**What is needed**
In the records that follow, find each line with "condition" and pull it out.

****************************************

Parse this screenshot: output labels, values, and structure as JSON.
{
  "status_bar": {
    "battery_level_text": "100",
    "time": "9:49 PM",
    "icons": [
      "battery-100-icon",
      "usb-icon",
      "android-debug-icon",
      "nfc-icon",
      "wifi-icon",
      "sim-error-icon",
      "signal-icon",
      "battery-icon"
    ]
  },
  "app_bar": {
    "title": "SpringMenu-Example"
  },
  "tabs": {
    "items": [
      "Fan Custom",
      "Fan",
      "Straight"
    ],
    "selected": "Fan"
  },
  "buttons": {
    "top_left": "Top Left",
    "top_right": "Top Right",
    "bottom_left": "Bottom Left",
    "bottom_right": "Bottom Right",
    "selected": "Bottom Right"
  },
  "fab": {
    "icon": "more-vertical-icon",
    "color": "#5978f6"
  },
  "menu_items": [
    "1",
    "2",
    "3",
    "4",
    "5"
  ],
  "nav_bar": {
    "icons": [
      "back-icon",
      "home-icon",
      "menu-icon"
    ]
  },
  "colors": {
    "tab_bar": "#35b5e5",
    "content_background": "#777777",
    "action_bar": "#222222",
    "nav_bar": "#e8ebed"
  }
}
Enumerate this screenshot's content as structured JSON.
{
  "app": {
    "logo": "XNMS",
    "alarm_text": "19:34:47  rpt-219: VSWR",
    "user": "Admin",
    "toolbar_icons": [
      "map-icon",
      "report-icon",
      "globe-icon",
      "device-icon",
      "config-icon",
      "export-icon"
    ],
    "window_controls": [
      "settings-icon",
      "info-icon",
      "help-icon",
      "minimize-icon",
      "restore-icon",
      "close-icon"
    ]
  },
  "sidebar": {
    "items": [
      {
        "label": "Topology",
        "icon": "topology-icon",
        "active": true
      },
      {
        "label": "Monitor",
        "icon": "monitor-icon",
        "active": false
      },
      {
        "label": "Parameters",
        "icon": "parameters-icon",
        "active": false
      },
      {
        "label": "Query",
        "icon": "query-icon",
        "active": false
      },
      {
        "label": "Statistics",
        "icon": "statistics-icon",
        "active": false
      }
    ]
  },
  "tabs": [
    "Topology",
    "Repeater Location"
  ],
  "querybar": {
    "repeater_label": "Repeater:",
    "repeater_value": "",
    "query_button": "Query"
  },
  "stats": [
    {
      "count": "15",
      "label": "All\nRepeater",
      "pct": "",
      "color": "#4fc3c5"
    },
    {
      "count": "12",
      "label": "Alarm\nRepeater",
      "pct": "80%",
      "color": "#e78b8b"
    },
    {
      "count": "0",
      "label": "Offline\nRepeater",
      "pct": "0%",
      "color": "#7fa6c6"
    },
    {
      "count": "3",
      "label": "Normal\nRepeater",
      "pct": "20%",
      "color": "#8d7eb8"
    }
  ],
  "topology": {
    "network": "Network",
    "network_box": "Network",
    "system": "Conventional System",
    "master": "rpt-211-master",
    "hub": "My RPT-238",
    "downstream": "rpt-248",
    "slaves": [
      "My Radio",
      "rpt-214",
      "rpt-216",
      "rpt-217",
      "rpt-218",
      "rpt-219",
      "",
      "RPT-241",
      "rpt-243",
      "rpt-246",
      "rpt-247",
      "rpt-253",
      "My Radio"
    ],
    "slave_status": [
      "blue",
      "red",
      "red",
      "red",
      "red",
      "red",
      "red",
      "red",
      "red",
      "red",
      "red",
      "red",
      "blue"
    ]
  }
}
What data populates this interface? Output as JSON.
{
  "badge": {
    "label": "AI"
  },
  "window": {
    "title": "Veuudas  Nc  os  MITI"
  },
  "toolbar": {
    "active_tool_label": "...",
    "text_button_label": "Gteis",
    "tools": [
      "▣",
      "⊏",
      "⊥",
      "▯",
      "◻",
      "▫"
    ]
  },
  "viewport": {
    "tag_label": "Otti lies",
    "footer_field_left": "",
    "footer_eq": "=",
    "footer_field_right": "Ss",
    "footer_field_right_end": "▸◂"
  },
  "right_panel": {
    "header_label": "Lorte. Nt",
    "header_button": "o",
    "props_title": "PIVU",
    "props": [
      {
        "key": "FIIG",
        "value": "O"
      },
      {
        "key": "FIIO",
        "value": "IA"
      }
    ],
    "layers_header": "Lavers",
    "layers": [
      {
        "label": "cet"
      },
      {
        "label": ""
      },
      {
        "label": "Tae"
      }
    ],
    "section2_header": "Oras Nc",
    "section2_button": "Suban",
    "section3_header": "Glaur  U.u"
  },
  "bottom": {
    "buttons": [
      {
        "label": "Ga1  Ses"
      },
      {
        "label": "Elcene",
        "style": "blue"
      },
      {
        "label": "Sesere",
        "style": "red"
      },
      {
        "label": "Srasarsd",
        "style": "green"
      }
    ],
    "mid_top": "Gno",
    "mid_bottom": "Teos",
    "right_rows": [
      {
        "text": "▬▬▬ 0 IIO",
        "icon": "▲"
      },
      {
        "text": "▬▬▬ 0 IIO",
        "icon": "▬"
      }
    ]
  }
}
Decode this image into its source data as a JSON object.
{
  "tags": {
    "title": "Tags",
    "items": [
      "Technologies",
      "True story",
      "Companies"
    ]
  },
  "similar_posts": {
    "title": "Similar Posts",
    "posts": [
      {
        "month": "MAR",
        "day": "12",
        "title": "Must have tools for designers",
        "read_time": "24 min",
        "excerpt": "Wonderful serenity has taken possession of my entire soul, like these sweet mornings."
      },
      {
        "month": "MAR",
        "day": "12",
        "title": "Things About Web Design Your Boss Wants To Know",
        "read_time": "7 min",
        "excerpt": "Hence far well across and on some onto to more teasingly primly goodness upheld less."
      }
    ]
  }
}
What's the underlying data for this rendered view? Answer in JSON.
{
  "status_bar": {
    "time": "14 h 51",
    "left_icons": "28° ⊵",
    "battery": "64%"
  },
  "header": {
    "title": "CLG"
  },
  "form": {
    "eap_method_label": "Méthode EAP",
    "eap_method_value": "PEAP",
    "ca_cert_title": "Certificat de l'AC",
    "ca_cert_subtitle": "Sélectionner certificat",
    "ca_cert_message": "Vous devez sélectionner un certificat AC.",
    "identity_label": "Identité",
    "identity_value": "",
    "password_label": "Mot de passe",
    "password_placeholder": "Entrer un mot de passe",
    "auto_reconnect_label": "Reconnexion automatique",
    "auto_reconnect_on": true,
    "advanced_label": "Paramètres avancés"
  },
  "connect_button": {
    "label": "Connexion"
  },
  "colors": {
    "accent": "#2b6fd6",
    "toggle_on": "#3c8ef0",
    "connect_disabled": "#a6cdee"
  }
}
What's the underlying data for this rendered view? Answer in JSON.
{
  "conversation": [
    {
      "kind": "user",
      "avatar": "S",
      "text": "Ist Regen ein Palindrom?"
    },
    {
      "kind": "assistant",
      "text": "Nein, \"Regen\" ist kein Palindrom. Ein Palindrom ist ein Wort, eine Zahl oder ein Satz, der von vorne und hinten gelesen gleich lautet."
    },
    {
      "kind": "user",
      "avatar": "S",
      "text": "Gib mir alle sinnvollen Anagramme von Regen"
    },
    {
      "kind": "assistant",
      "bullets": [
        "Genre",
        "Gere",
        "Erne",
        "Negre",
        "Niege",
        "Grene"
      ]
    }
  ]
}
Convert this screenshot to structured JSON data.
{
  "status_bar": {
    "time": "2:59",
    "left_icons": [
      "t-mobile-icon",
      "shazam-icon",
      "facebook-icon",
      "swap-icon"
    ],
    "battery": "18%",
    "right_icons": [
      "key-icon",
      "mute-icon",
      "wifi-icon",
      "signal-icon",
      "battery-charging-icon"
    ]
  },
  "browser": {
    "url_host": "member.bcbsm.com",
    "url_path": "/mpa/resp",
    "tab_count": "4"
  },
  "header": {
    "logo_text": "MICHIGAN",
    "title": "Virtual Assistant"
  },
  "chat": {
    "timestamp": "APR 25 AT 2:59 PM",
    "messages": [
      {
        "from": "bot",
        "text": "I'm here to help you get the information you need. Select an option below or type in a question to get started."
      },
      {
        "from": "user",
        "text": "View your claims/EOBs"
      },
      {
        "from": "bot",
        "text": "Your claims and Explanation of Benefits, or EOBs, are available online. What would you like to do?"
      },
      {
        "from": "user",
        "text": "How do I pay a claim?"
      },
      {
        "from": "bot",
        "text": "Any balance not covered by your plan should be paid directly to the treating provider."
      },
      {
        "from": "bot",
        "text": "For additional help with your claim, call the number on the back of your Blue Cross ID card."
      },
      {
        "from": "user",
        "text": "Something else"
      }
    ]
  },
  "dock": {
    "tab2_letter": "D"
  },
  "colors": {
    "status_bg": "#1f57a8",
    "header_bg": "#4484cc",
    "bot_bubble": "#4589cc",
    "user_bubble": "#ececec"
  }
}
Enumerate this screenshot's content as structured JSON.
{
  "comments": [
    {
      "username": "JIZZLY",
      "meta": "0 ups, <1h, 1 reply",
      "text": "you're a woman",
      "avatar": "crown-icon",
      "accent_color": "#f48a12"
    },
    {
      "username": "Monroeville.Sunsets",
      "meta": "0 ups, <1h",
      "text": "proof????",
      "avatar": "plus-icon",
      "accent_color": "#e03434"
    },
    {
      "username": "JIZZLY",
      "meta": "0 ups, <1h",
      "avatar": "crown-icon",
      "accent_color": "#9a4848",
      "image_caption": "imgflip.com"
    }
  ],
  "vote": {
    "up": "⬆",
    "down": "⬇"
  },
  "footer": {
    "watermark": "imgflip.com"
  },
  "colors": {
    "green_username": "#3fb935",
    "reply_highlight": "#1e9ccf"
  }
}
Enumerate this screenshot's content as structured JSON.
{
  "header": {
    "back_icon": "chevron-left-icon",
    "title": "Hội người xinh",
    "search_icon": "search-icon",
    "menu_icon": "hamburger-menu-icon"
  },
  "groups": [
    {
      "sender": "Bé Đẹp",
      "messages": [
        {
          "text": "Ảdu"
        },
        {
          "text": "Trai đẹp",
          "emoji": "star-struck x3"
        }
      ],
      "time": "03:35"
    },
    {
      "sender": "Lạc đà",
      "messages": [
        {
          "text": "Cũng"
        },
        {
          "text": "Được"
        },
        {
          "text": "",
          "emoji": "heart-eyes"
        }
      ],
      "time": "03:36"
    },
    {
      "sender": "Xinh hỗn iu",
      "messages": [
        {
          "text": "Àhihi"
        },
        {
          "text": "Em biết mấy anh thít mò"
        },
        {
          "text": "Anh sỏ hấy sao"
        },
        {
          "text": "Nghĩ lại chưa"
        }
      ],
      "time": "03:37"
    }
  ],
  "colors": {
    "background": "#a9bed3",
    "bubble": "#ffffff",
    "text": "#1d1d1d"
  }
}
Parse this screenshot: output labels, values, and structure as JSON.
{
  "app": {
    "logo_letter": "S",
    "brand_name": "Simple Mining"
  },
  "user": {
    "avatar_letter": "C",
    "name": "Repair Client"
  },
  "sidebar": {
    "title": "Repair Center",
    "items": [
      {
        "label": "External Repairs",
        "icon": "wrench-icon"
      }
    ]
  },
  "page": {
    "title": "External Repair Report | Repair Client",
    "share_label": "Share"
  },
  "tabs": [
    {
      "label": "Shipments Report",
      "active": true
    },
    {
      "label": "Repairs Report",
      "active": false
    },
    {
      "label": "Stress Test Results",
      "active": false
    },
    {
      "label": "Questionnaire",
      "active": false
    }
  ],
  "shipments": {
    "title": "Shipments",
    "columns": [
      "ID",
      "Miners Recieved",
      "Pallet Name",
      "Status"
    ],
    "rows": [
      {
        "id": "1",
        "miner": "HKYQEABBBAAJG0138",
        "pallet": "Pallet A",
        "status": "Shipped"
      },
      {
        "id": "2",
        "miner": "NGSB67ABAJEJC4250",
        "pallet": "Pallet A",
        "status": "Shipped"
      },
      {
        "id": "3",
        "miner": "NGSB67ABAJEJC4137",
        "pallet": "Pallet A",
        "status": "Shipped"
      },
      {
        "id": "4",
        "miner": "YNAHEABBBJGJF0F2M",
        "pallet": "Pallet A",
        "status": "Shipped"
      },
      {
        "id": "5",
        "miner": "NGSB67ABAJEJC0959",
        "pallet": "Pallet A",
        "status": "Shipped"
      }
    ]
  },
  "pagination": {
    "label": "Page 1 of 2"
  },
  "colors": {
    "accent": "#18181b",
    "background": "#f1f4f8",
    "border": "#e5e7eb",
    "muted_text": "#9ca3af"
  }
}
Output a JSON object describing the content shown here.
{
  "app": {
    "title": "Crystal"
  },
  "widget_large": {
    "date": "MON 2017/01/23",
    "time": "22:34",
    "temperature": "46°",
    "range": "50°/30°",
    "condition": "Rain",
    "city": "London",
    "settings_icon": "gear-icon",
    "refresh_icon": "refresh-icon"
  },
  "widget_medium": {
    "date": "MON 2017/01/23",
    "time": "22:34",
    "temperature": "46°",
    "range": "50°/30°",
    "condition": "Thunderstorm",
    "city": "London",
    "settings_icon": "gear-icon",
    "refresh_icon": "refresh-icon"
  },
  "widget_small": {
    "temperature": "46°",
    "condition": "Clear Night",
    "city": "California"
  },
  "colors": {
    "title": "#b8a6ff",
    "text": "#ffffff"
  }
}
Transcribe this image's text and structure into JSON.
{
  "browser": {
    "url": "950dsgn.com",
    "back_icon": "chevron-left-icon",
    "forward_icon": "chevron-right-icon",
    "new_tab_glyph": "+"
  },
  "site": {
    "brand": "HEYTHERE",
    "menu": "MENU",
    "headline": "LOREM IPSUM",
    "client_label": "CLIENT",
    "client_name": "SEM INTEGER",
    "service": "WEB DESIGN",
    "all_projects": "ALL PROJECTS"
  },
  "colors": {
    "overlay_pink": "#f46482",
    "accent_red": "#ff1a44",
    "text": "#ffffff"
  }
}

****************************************

**Answer to this problem**
    "condition": "Rain",
    "condition": "Thunderstorm",
    "condition": "Clear Night",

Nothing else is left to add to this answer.